And for further historical context, here's a link to the Infocom Documentary Scott released along with Get Lamp:
- GitHub: Historical Source, Zork, PlanetFall, Deadline, Hitchhiker's Guide
- Zork source code: MDL, ZIL, Fortran, C, Inform6, Inform7
- News: Motherboard, BoingBoing, Vice, GamaSutra
- Articles: What is Zil anyway?, ZIL and the Z-Machine, The Birth of Infocom
- Byte: Zork and the Future of Computerized Fantasy Simulations (PDF)
- Get Lamp: Web site, YouTube Interviews, Review, Infocom Documentary
- Archive: ZIL Manual, Infocom, Infocom Cabinet, The Story of Infocom, Infocom Gallery
- Wikipedia: Z-Machine, Inform, Infocom, Get Lamp

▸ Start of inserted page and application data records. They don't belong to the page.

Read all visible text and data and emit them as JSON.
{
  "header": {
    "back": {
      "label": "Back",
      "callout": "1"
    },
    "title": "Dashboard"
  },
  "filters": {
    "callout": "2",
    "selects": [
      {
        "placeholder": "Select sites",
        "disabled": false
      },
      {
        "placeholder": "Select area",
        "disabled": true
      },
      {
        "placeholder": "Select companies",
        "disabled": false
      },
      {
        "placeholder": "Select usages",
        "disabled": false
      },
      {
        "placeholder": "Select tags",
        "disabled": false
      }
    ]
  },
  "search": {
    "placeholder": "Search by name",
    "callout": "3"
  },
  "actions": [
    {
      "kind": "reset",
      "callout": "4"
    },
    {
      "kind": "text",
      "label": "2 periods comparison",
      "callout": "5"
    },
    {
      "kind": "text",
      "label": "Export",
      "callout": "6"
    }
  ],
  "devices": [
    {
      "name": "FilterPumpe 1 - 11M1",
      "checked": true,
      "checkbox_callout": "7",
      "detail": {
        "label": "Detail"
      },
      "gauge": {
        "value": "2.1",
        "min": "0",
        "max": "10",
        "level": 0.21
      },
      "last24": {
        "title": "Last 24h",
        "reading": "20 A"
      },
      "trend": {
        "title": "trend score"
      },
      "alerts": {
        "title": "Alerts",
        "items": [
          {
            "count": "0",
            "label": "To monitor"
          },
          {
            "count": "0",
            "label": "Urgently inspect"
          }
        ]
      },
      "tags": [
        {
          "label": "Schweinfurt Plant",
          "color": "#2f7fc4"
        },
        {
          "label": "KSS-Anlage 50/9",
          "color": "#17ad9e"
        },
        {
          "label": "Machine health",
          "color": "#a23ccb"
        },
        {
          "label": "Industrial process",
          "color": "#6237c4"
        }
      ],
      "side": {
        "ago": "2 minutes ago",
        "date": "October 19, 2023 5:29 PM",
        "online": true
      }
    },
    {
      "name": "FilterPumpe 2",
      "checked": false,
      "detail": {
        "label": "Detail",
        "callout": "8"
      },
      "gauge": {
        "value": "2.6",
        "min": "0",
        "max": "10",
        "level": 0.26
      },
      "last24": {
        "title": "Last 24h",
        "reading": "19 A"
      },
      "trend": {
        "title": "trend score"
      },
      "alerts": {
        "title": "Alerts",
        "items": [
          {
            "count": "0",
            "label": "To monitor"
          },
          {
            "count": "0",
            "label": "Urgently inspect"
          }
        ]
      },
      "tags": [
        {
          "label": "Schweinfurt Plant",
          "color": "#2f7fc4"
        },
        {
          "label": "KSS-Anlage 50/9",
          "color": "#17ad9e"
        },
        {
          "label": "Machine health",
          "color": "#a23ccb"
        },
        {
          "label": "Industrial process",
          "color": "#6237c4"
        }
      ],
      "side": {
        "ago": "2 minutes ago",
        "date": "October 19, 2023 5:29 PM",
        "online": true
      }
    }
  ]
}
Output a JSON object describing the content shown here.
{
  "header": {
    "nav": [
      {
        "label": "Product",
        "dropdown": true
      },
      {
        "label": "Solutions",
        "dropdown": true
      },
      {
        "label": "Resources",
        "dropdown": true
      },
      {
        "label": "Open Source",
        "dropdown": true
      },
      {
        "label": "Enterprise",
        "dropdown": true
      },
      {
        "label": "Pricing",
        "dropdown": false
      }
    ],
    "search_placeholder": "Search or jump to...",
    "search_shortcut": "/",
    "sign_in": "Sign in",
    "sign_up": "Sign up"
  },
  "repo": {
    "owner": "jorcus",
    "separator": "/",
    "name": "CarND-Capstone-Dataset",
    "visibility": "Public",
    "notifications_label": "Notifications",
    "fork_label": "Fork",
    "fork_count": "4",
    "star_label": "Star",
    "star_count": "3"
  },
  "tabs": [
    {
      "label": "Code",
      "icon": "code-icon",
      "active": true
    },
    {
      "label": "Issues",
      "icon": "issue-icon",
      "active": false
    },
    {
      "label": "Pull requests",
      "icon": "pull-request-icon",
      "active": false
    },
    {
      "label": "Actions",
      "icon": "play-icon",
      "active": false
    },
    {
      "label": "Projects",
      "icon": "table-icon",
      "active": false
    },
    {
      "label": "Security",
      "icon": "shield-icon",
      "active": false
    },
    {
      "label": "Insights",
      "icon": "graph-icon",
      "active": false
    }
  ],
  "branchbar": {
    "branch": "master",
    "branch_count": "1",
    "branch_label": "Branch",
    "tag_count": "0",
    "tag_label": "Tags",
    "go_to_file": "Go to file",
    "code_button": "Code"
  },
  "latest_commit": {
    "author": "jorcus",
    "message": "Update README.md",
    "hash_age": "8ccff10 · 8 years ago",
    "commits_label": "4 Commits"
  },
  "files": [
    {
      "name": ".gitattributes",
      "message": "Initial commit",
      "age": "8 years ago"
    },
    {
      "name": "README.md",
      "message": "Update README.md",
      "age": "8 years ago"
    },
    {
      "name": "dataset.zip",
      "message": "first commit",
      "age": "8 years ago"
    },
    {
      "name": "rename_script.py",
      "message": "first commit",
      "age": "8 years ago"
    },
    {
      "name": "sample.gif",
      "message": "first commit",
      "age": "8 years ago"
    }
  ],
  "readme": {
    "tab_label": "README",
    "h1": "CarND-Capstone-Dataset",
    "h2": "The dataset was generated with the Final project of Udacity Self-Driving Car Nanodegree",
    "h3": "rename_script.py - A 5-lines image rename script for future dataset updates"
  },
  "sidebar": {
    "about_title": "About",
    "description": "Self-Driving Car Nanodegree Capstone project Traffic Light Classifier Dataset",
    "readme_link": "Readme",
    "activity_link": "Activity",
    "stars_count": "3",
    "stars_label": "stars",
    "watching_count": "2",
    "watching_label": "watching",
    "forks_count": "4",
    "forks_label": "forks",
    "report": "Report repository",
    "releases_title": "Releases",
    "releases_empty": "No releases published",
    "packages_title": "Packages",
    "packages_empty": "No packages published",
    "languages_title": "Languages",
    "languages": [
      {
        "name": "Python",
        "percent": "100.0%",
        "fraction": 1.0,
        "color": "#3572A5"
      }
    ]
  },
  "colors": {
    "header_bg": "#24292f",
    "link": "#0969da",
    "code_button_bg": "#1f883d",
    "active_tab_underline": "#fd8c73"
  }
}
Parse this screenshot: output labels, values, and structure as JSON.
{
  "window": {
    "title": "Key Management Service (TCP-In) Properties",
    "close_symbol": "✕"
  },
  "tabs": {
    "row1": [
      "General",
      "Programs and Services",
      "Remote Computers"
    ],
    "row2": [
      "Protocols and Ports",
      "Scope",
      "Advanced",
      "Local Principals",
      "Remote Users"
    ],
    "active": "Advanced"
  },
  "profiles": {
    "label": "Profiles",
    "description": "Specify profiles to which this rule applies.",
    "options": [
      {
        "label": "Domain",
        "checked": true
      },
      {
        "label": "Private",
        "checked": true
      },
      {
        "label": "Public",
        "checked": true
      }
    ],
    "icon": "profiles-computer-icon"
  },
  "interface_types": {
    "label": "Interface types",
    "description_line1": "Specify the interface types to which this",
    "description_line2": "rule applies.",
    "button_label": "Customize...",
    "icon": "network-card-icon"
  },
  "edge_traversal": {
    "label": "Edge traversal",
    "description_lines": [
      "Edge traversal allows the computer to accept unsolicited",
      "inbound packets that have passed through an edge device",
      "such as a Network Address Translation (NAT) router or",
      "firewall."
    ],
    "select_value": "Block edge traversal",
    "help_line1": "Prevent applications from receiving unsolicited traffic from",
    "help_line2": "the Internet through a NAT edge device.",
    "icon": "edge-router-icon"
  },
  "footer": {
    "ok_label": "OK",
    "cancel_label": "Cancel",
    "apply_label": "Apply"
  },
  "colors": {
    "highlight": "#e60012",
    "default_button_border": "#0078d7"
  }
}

- Waxy: Milliways - Infocom's Unreleased Sequel and the Lost Infocom Drive
(The only blog post on the internet where it's worth reading the comments)
- Z-Machine Matter: Get Lamp
Here's another book for aspiring writers, called “Into the Woods: A Five-Act Journey Into Story.” Although the book is primarily about screenwriting, I think it's quite good for game authors or novelists who want a better understanding of story structure. first of this book on the British Podcast “The Bestseller Experiment.” This is a very well written analysis of story structure by BBC TV producer and script editor John Yorke. Yorke has also worked in radio and video games, so his ideas have quite broad applicability. Unlike a lot of screenwriting books, Yorke is attempting to provide a formula for perfection. Instead he explains why certain structures are used and their impact on the story. So if Blake Snyder's "Save The Cat" and Robert McKee's "Story" seems a bit too formulaic, you might like the more scholarly inquiry that Yorke provides.
For writers seeking a bit of inspiration, BXP is the best podcast I’ve found on writing: informative, entertaining and motivational. What more could you ask for? It’s the ongoing story of two middle-aged blokes in their quest to write and and publish a bestselling novel called “Back To Reality” --currently on sale for $0.99. They’ve done some great interviews with a number of authors I admire, including Ian Rankin, Joe Hill, Michael Connelly, Taylor Jenkins-Reid and more.
I admit, I have a weakness for rock and roll biogs: The Doors, The Kinks, The Ramones, The Clash, KISS; I've read them all. Hell, I've read and enjoyed biogs by bands like Kraftwerk and I don't even particularly like their music! But it's pretty rare to find a novel that does rock and roll justice. Daisy Jones & The Six comes pretty close to being the perfect rock and roll novel.
The book is told entirely as an oral history charting the rise and fall of a fictional 1970s band Daisy Jones & The Six. This is quite different from a traditional novel and the story reads like an extended Rolling Stone or MTV interview with a real band. The device works extremely well and pulls you into each of the characters, their foibles, their egos in a way that brings things to life. The story is being told many years after the fact, and the sometimes conflicting accounts are used to great effect in the story. You can still feel the raw emotions of how peoples lives are brought together including all of the joys, pains, hurt feelings and bruised egos. The characters are not always likable and the structure gives the book a bit of a meandering style, but it all comes together in a way that I can only describe as heartwrenching. Jenkins Reid has layered so much drama and emotion into the story that the climax is nothing short of magnificent. She captures the feeling of performance, songwriting, fame and addiction in a way that is truly memorable.
The book had been on my list for a while, but when I heard an interview with the author Jenkins Reid on the highly-addictive Bestseller Experiment podcast, I bought the book immediately on Audible. The book works especially well in audio because each of the different characters is voiced by a different actor. It's a fantastic book which I highly recommend. The only other novel I know that captures rock and roll is "Evening's Empire" by Former MTV exec Bill Flanagan. Flanagan's book is in some ways both funnier and deeper, but Jenkins-Reid's will may you cry.